In the haste to celebrate mistakes (emphasis on others’), might we be missing the more significant opportunity - learning from our success (yes, we learn usefully from other success models, gain inspiration, but this also deflects from time and effort spent on self-understanding). Do you fathom what you did to bring about your last brilliant success or astute decision, or your very first of either for that matter? I’m asking, do you really understand what combination of capabilities you apply to succeed. This takes a lot of thought. Too quickly we bask in our success and the illusion of stability and miss the inherent meaning. Many, like athletes are prone to reply blandly, I was fortunate to score, etc. Of course there is always the possibility it was just plain luck! But this suggests one might want to fully understand the why of it all. Therein is your art.
Mandela has talked about the fear of our own success being the hurdle challenge to our humanness. That’s the fear in the closet, that faced more productively would cloth us in our own radiance. Sure, the fear of failure is important to overcome as a defensive maneuver, and the gambits like F*ckUp sessions can move us on. The danger is in the cult-ness of the confessionals that make us feel better about our deficits without understanding our true and unique capabilities. Perhaps rather than the misplaced apprehension that god is angry with us, our concern is better directed to appease his frustration - over our fear of our own potential. That’s what makes us squirm, or should
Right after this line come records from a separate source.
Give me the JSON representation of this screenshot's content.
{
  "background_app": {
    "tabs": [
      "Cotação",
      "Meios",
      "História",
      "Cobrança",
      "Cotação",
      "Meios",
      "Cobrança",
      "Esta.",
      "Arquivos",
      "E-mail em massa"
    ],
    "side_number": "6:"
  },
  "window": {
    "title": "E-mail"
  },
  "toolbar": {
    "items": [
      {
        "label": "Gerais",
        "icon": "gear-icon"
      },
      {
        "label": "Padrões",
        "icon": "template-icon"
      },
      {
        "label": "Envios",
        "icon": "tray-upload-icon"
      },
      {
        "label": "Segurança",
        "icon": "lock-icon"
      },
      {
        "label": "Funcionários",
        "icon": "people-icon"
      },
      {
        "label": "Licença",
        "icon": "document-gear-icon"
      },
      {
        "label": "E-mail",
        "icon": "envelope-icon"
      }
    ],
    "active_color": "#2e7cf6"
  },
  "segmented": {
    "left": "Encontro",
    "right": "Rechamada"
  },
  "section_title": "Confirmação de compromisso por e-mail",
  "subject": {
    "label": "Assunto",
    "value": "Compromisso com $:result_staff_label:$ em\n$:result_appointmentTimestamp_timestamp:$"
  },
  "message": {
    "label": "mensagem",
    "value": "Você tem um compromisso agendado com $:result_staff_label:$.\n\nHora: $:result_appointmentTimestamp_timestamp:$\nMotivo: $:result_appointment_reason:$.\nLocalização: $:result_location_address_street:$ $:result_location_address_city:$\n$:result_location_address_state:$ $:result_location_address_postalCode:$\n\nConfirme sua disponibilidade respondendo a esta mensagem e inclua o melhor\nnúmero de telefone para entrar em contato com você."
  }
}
So, why not start with a tinniest of successes - understand what went in to it, what did you do, in what sequence, with what application. What did you bring, call on, to pull off what you did. Herein lies the gold of your unique capabilities and awareness of what you have or has potential for further development and dream accomplishment. Note the dream word, its at the heart of all who we really are and are capable of pulling off. Be angry with yourself if that is not your star. Have faith. Make it so! And BQ!